Strike App Makes Bitcoin Lightning Payments Easy
Payments on the Bitcoin network might seem a distant fantasy to some, but with Strike payment app the reality has brought the future forward.
Strike API enables interaction with the Bitcoin and Lightning protocols and allows users to send and receive Bitcoin from their bank.
A Strike user doesn’t even need a wallet, seed, channels, or liquidity to start using it, and Know Your Customer (KYC) protocols are kept to a bare minimum.
Developed by Zap Lightning Wallet developer Jack Mallers, Strike was launched back in January 2020, and the iPhone and Android app along with the Chrome version makes it easy for anyone to start using Lightning Network.
The Lightning Network is difficult and complex for the average user, and it requires setting up specialist computer equipment.
And with such a large barrier to entry, Lightning Network is struggling to get meaningful traction, but with Strike it’s making it much more accessible.

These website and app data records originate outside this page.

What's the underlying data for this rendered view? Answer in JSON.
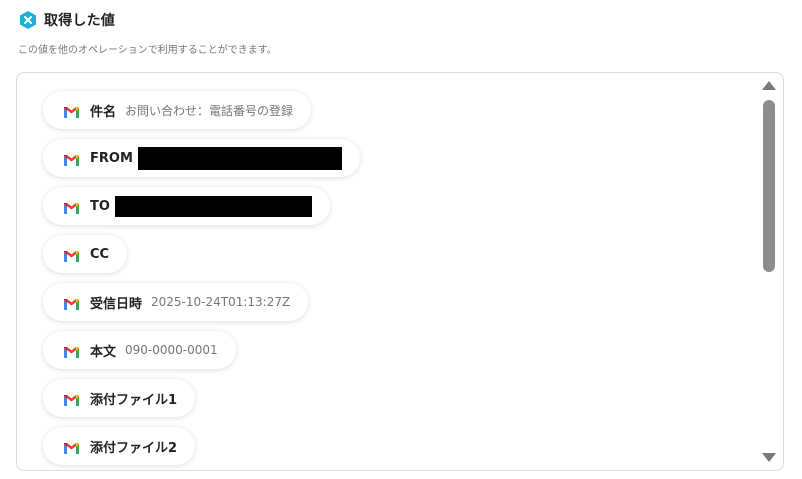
{
  "header": {
    "title": "取得した値",
    "icon": "yoom-x-icon",
    "icon_color": "#1db0d8"
  },
  "subtitle": "この値を他のオペレーションで利用することができます。",
  "fields": [
    {
      "label": "件名",
      "value": "お問い合わせ：電話番号の登録",
      "icon": "gmail-icon"
    },
    {
      "label": "FROM",
      "value": "",
      "redacted": true,
      "icon": "gmail-icon"
    },
    {
      "label": "TO",
      "value": "",
      "redacted": true,
      "icon": "gmail-icon"
    },
    {
      "label": "CC",
      "value": "",
      "icon": "gmail-icon"
    },
    {
      "label": "受信日時",
      "value": "2025-10-24T01:13:27Z",
      "icon": "gmail-icon"
    },
    {
      "label": "本文",
      "value": "090-0000-0001",
      "icon": "gmail-icon"
    },
    {
      "label": "添付ファイル1",
      "value": "",
      "icon": "gmail-icon"
    },
    {
      "label": "添付ファイル2",
      "value": "",
      "icon": "gmail-icon"
    }
  ],
  "scrollbar": {
    "up_icon": "scroll-up-arrow-icon",
    "down_icon": "scroll-down-arrow-icon"
  }
}
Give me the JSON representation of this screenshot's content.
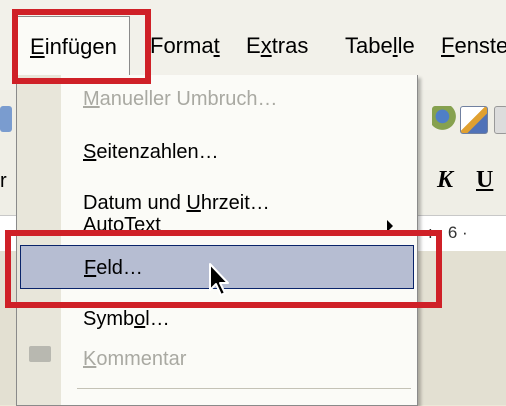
{
  "menubar": {
    "items": [
      {
        "pre": "",
        "acc": "E",
        "post": "infügen"
      },
      {
        "pre": "Forma",
        "acc": "t",
        "post": ""
      },
      {
        "pre": "E",
        "acc": "x",
        "post": "tras"
      },
      {
        "pre": "Tabe",
        "acc": "l",
        "post": "le"
      },
      {
        "pre": "",
        "acc": "F",
        "post": "enste"
      }
    ]
  },
  "toolbar": {
    "italic_label": "K",
    "underline_label": "U",
    "ruler_text": "ı · 6 ·",
    "left_fragment": "r"
  },
  "dropdown": {
    "items": [
      {
        "pre": "",
        "acc": "M",
        "post": "anueller Umbruch…"
      },
      {
        "pre": "",
        "acc": "S",
        "post": "eitenzahlen…"
      },
      {
        "pre": "Datum und ",
        "acc": "U",
        "post": "hrzeit…"
      },
      {
        "pre": "AutoTe",
        "acc": "x",
        "post": "t"
      },
      {
        "pre": "",
        "acc": "F",
        "post": "eld…"
      },
      {
        "pre": "Symb",
        "acc": "o",
        "post": "l…"
      },
      {
        "pre": "",
        "acc": "K",
        "post": "ommentar"
      }
    ]
  },
  "colors": {
    "highlight_box": "#cf2027",
    "hover_fill": "#b6bdd2",
    "hover_border": "#0a246a"
  }
}
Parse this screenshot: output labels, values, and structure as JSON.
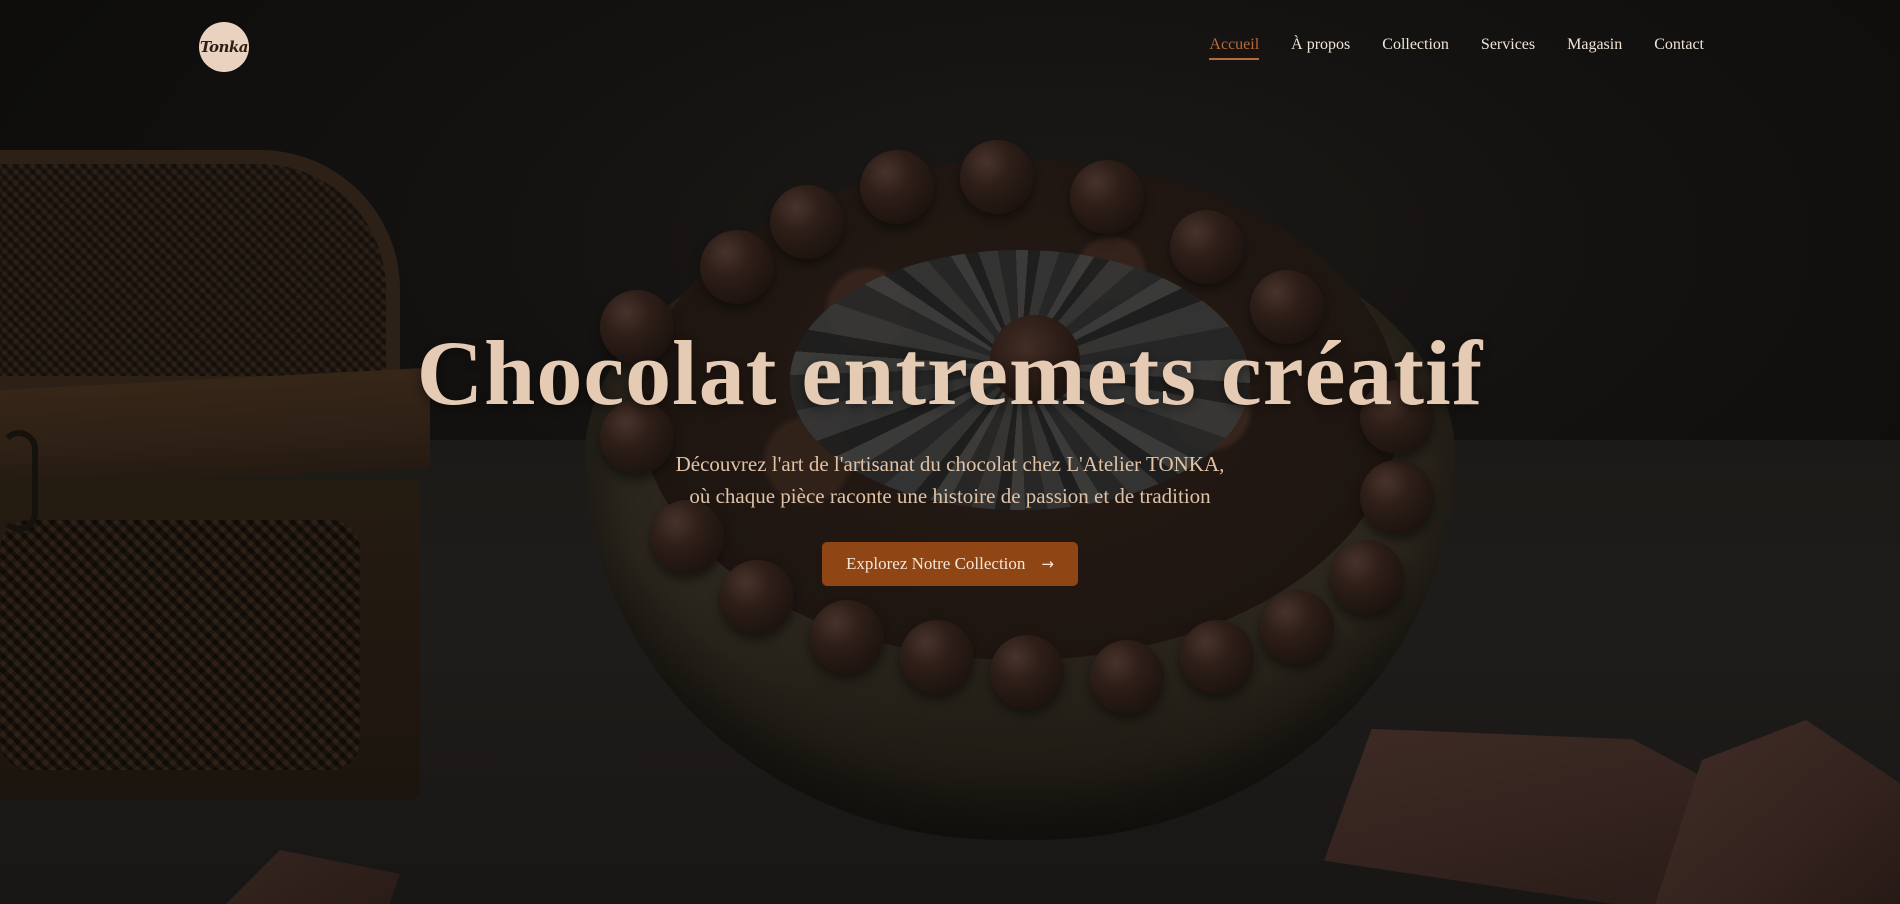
{
  "brand": {
    "logo_text": "Tonka",
    "logo_icon": "tonka-logo"
  },
  "nav": {
    "items": [
      {
        "label": "Accueil",
        "active": true
      },
      {
        "label": "À propos",
        "active": false
      },
      {
        "label": "Collection",
        "active": false
      },
      {
        "label": "Services",
        "active": false
      },
      {
        "label": "Magasin",
        "active": false
      },
      {
        "label": "Contact",
        "active": false
      }
    ]
  },
  "hero": {
    "title": "Chocolat entremets créatif",
    "subtitle_line1": "Découvrez l'art de l'artisanat du chocolat chez L'Atelier TONKA,",
    "subtitle_line2": "où chaque pièce raconte une histoire de passion et de tradition",
    "cta_label": "Explorez Notre Collection",
    "cta_icon": "arrow-right-icon"
  },
  "colors": {
    "accent": "#b8693a",
    "button": "#8f4614",
    "title": "#e6cbb4",
    "nav_text": "#f1e4d8"
  }
}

Mallers, a known Bitcoin advocate and prominent developer, has always been vocal for wanting to help make Bitcoin mainstream.
Last year, he announced his intention to develop a platform offering instant debit card Bitcoin purchases via the Lightning Network.
Strike is the result of that work, but the application he offers goes way beyond the original design
As well as being used as an online debit card, Strike allows for remittances, personal payments, micropayments and online and offline purchases.
The Bitcoin payment app also comes with a strike.me social media profile, which lets users accept free payments from anywhere in the world via an online QR code.
Can’t wait forever for Coinbase to improve Bitcoin infrastructure
Frustrated by the Coinbases of the Bitcoin world, Mallers wanted to bring a fairer and more open buying options for people wanting to buy and use Bitcoin.
Speaking of his frustration at the lack of development for Bitcoin payments, Mallers said,
‘Do we wait for Coinbase and BitPay to come around to Lightning? Leave it up to the closed-source elites that have misrepresented bitcoin for years to take the baton and run to the finish line? No. F*** that.’
Mallers has always had the Libertarian ethos, and wanted to offer something not too invasive, but working in a highly regulated world, Strike has had to bow down to the Know Your Customer (KYC) standards.
Although, the devloper says he has kept it to a minimum. ‘The last thing I want is to introduce a new demographic of users to Bitcoin, only to have them treated as criminals as soon as they download Strike,’ said Mallers.
So Mallers worked tirelessly with his legal team to work around the KYC requirements and keep them to a minimum. This has resulted in the company requiring the bare minimum of a name and phone number.
However, this is only because of the nature of the payments. With a low transaction average, this level of KYC is fine, but if the value of transactions grows, then the US government will no doubt demand more stringent KYC.
Mallers has Big Plans for Strike
Although the payment application is in its early days it is proving to be successful, and Maller has big plans for the future.
An actual Strike VISA debit card is being muted, along with a rewards program through partnered merchants and referrals.
Strike has also been developing an API to provide merchants with tools to process contactless payments, and an improved e-commerce system is also being rolled out.
There’s also a woocommerce plugin that is being trialled in testnet now, so any blogger who would like to trial the app, can do so by visiting the website and downloading the plugin file.
Author: Pablo Clarke
A Bitcoiner since 2017 and a Bitcoin Maximalist since 2018, Tommy is our main writer and editor at Bitcoin Maximalist. Other than researching and writing about Bitcoin, Tommy loves spending time with his family and supporting his beloved Leeds United.